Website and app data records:
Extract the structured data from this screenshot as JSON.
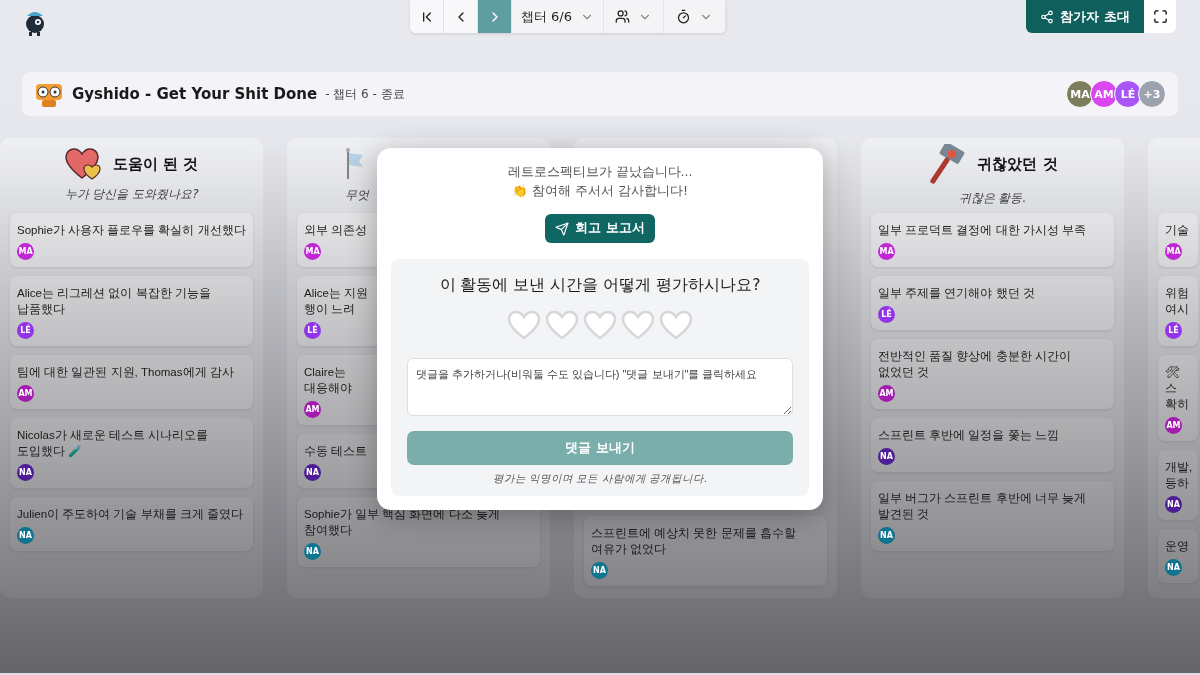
{
  "toolbar": {
    "nav": [
      {
        "kind": "first",
        "selected": false
      },
      {
        "kind": "prev",
        "selected": false
      },
      {
        "kind": "next",
        "selected": true
      }
    ],
    "chapter": "챕터 6/6",
    "invite": "참가자 초대"
  },
  "header": {
    "title": "Gyshido - Get Your Shit Done",
    "subtitle": "- 챕터 6 - 종료",
    "participants": [
      {
        "initials": "MA",
        "color": "#7d7c5c"
      },
      {
        "initials": "AM",
        "color": "#d946ef"
      },
      {
        "initials": "LÉ",
        "color": "#a855f7"
      }
    ],
    "more": "+3"
  },
  "columns": [
    {
      "kind": "heart",
      "title": "도움이 된 것",
      "subtitle": "누가 당신을 도와줬나요?",
      "cards": [
        {
          "text": "Sophie가 사용자 플로우를 확실히 개선했다",
          "author": {
            "initials": "MA",
            "color": "#c026d3"
          }
        },
        {
          "text": "Alice는 리그레션 없이 복잡한 기능을 납품했다",
          "author": {
            "initials": "LÉ",
            "color": "#9333ea"
          }
        },
        {
          "text": "팀에 대한 일관된 지원, Thomas에게 감사",
          "author": {
            "initials": "AM",
            "color": "#a21caf"
          }
        },
        {
          "text": "Nicolas가 새로운 테스트 시나리오를 도입했다 🧪",
          "author": {
            "initials": "NA",
            "color": "#4c1d95"
          }
        },
        {
          "text": "Julien이 주도하여 기술 부채를 크게 줄였다",
          "author": {
            "initials": "NA",
            "color": "#0e7490"
          }
        }
      ]
    },
    {
      "kind": "flag",
      "subtitle": "무엇",
      "cards": [
        {
          "text": "외부 의존성",
          "author": {
            "initials": "MA",
            "color": "#c026d3"
          }
        },
        {
          "text": "Alice는 지원\n행이 느려",
          "author": {
            "initials": "LÉ",
            "color": "#9333ea"
          }
        },
        {
          "text": "Claire는\n대응해야",
          "author": {
            "initials": "AM",
            "color": "#a21caf"
          }
        },
        {
          "text": "수동 테스트",
          "author": {
            "initials": "NA",
            "color": "#4c1d95"
          }
        },
        {
          "text": "Sophie가 일부 핵심 화면에 다소 늦게 참여했다",
          "author": {
            "initials": "NA",
            "color": "#0e7490"
          }
        }
      ]
    },
    {
      "cards": [
        {
          "text": "스프린트에 예상치 못한 문제를 흡수할 여유가 없었다",
          "author": {
            "initials": "NA",
            "color": "#0e7490"
          }
        }
      ]
    },
    {
      "kind": "hammer",
      "title": "귀찮았던 것",
      "subtitle": "귀찮은 활동.",
      "cards": [
        {
          "text": "일부 프로덕트 결정에 대한 가시성 부족",
          "author": {
            "initials": "MA",
            "color": "#c026d3"
          }
        },
        {
          "text": "일부 주제를 연기해야 했던 것",
          "author": {
            "initials": "LÉ",
            "color": "#9333ea"
          }
        },
        {
          "text": "전반적인 품질 향상에 충분한 시간이 없었던 것",
          "author": {
            "initials": "AM",
            "color": "#a21caf"
          }
        },
        {
          "text": "스프린트 후반에 일정을 쫓는 느낌",
          "author": {
            "initials": "NA",
            "color": "#4c1d95"
          }
        },
        {
          "text": "일부 버그가 스프린트 후반에 너무 늦게 발견된 것",
          "author": {
            "initials": "NA",
            "color": "#0e7490"
          }
        }
      ]
    },
    {
      "cards": [
        {
          "text": "기술",
          "author": {
            "initials": "MA",
            "color": "#c026d3"
          }
        },
        {
          "text": "위험\n여시",
          "author": {
            "initials": "LÉ",
            "color": "#9333ea"
          }
        },
        {
          "text": "🛠 스\n확히",
          "author": {
            "initials": "AM",
            "color": "#a21caf"
          }
        },
        {
          "text": "개발,\n등하",
          "author": {
            "initials": "NA",
            "color": "#4c1d95"
          }
        },
        {
          "text": "운영",
          "author": {
            "initials": "NA",
            "color": "#0e7490"
          }
        }
      ]
    }
  ],
  "modal": {
    "message": "레트로스펙티브가 끝났습니다...",
    "thanks": "👏 참여해 주서서 감사합니다!",
    "report_button": "회고 보고서",
    "rating": {
      "question": "이 활동에 보낸 시간을 어떻게 평가하시나요?",
      "stars": 0
    },
    "comment": {
      "placeholder": "댓글을 추가하거나(비워둘 수도 있습니다) \"댓글 보내기\"를 클릭하세요"
    },
    "send": {
      "label": "댓글 보내기",
      "disabled": true
    },
    "note": "평가는 익명이며 모든 사람에게 공개됩니다."
  }
}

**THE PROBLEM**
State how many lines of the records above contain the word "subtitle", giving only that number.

**YOUR RESPONSE**
4